Dr Martín Medina-Elizalde | Collapse of the Ancient Maya Civilisation: Aligning History with Geological Analysis
Between 800 and 1000 CE, one of the world’s most advanced ancient civilisations underwent a devastating decline. The collapse of ancient Maya society has widely been attributed to a century-long drought; but so far, there have been few efforts to quantify this event, or to equate scientific findings with historical sources. Through new geological and paleoclimatological analyses, Dr Martín Medina-Elizalde at the University of Massachusetts, Amherst has revealed that the climate changes experienced during the drought followed more complex patterns than previously thought. His team’s discoveries could have important implications for predicting our own society’s future.
Dr Evelyn Cooper | Dr Candice Duncan – Improving Agriculture and Geoscience through Educational Initiatives
Addressing the skills shortage within scientific sectors requires a targeted approach for attracting and retaining students in STEM education.

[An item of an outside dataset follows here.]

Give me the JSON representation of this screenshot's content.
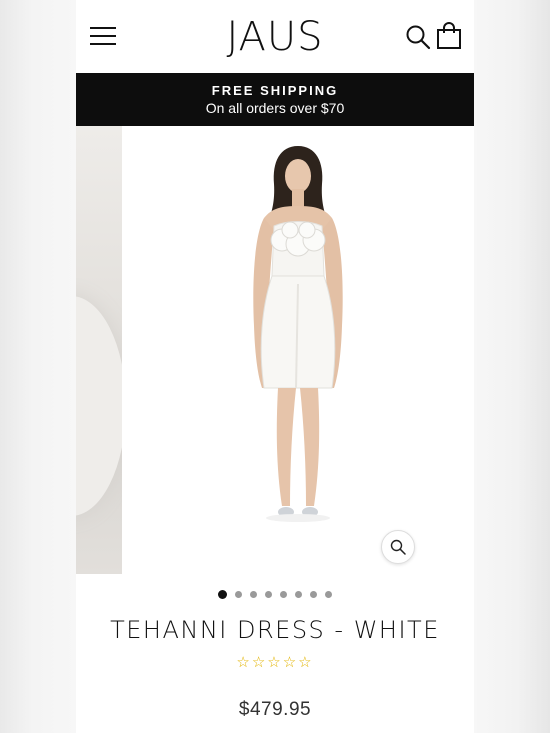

Summer Opportunities in Agricultural Research and the Environment (SOARE), SOARE: Strategic Work in Applied Geosciences (SWAG) and AgDiscovery, three innovative programs at the University of Maryland, provide a gateway for continued education, particularly for students who are traditionally under-represented in scientific fields. Implemented by Dr Evelyn Cooper, the success of the AgDiscovery and SOARE programs at the university has led to the inception of the new SOARE:SWAG program. Co-directed by Dr Candice Duncan, SOARE:SWAG focuses on students within geoscience disciplines.
Founded in 1987, the European Society for Evolutionary Biology (ESEB) is an academic society that brings together over 2000 biologists from Europe and beyond. In this exclusive interview, we speak with Professor Astrid Groot, President of ESEB, who discusses the many ways that the society supports scientists and helps to advance the diverse field of evolutionary biology.